Facts about Manitoba Wolfs. The Manitoba Wolf is also referred to as the Gray-White Wolf or Elusive Wolf or the Grizzly Wolf and it is a subspecies of the Gray Wolf, Canis lupus. The Manitoba Wolfs have been described as large size white and grey wolves. The Manitoba Wolfs are simply believed to be Hudson Bay Wolves and their main food source is Caribou. Other food sources include; the hare, white tailed deer, moose, elk, and beavers.
Habitat of the Manitoba Wolf

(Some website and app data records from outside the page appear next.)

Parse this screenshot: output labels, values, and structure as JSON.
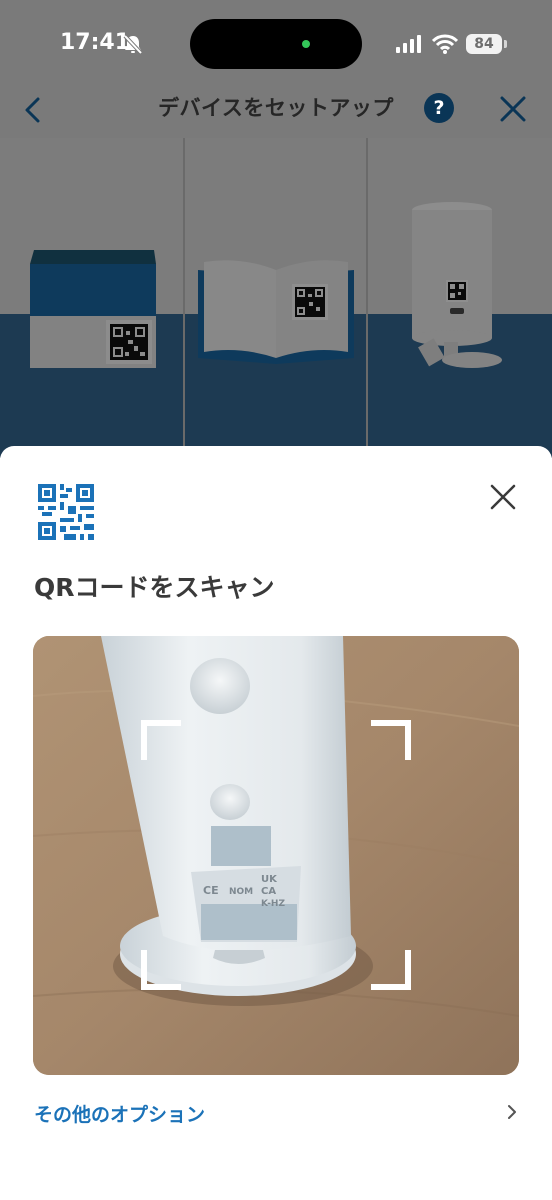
{
  "status_bar": {
    "time": "17:41",
    "battery": "84",
    "icons": [
      "bell-slash-icon",
      "signal-icon",
      "wifi-icon",
      "battery-icon"
    ]
  },
  "nav": {
    "title": "デバイスをセットアップ",
    "help": "?",
    "icons": [
      "chevron-left-icon",
      "help-icon",
      "close-icon"
    ]
  },
  "sheet": {
    "title": "QRコードをスキャン",
    "options_link": "その他のオプション",
    "icons": [
      "qr-code-icon",
      "close-icon",
      "chevron-right-icon"
    ]
  },
  "colors": {
    "accent": "#1b72b8",
    "help_badge": "#0a3556",
    "dim_overlay": "#7a7a7a",
    "floor": "#1d3a52"
  }
}
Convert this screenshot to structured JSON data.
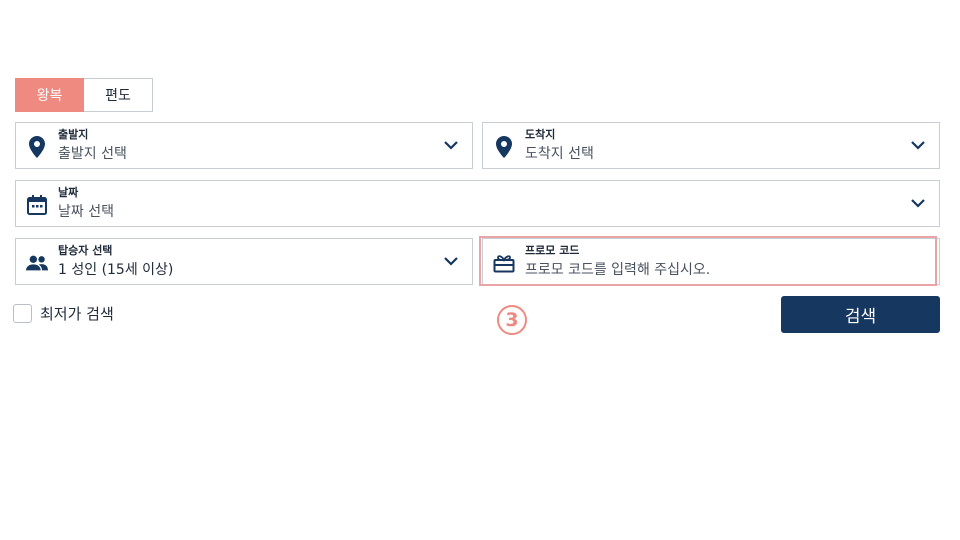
{
  "trip_tabs": [
    {
      "label": "왕복",
      "active": true
    },
    {
      "label": "편도",
      "active": false
    }
  ],
  "origin": {
    "label": "출발지",
    "value": "출발지 선택",
    "icon": "map-pin-icon"
  },
  "destination": {
    "label": "도착지",
    "value": "도착지 선택",
    "icon": "map-pin-icon"
  },
  "date": {
    "label": "날짜",
    "value": "날짜 선택",
    "icon": "calendar-icon"
  },
  "passengers": {
    "label": "탑승자 선택",
    "value": "1 성인 (15세 이상)",
    "icon": "people-icon"
  },
  "promo": {
    "label": "프로모 코드",
    "placeholder": "프로모 코드를 입력해 주십시오.",
    "icon": "gift-icon"
  },
  "lowest_fare": {
    "label": "최저가 검색",
    "checked": false
  },
  "annotation": {
    "marker": "③"
  },
  "search_button": {
    "label": "검색"
  },
  "colors": {
    "accent": "#ef8a80",
    "primary": "#16375f",
    "border": "#c9ced6"
  }
}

Manitoba Wolf s apparently live in Manitoba, Alberta, Northwest territories of Canada, Saskatchewan, and also in the Newfoundland. Primarily, Manitoba Wolf s are restricted to tundra and boreal forests. Segregated wolf populations are mainly found in islands of habitat in agro-Manitoba. This includes the Duck Mountain Provincial Forest, the riding mountain park, and the Spruce Woods Provincial Park.
Manitoba is the home to timber or gray wolf for very many years. This wild animal fascinates and at the same time causes fear to human beings everywhere even on this national park. The Manitoba Wolf represents the exact description of wilderness, and the sight of a wolf is an exciting and exceptional experience to many. As top predators, the Manitoba Wolfs are the target to a balanced ecosystem and are good in controlling the number of preys by eating diseased or weak animals. However, the moose, elk, deer, as well as other preys have developed ways to prevent being preyed by these wolves.

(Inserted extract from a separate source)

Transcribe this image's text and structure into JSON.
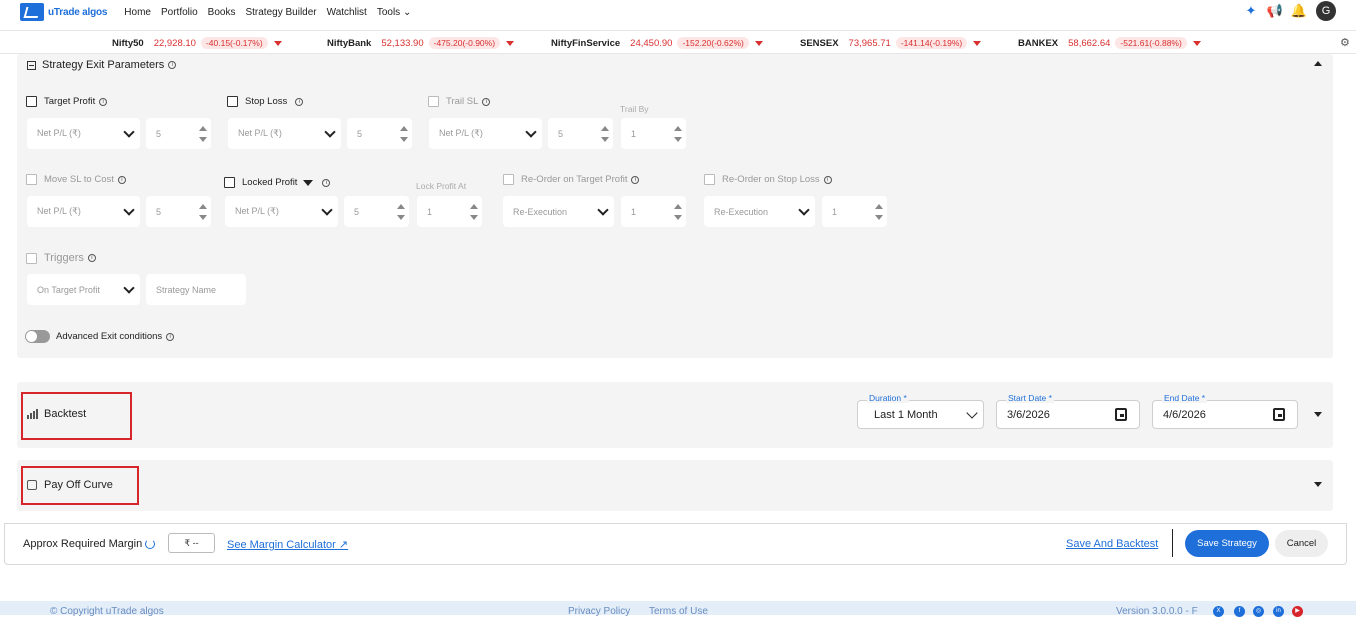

Population of Manitoba Wolf
Manitoba Wolf population appears to be stable with numbers approximating to 4,000 wolves. Their population usually varies yearly depending on the availability of food sources, disease attacks, and removal of the wolves by human beings living in the parks environment. However, research shows that the Manitoba Wolfs do not travel for more than 6 miles (10 km) outside the park. In this area, the trappers and hunters are allowed to harvest wolves as this helps reduce the conflict between the wolves and agricultural interests.
Restrictions on wolf baiting in Manitoba Wolf
First, the Gray Wolves can only be hunted under the authority of any big game license, although there are no tagging requirements. Wolf baits must be well identified with the name and address of the guide, hunter, or outfitter and should not be placed 650 feet (200 meters) of a dwelling or a road, 1640 feet (500 meters) of a crown land picnic site, a cottage subdivision or a campground. The baits should not contain the hooves, head, hide, internal organs, or mammary glands of livestock.
Breeding of Manitoba Wolf
The season of breeding for the Manitoba Wolf is usually between February and April. The Manitoba Wolfs breed in February and the pups are delivered in late April, a period of approximately 63 days whereby they give birth to a litter size of five to seven pups.
Status of Manitoba Wolf
When compared to the endangered Hudson Bay Wolves, the Manitoba Wolf status is probably extinct. The Manitoba Wolf mortality is mostly through hunting and trapping by human beings living out of the wolf protected areas. Other causes of death involve injuries from the moose and elk as these preys try to defend themselves as well as attack by diseases especially the bovine tuberculosis mainly contracted by feeding on the diseased animals.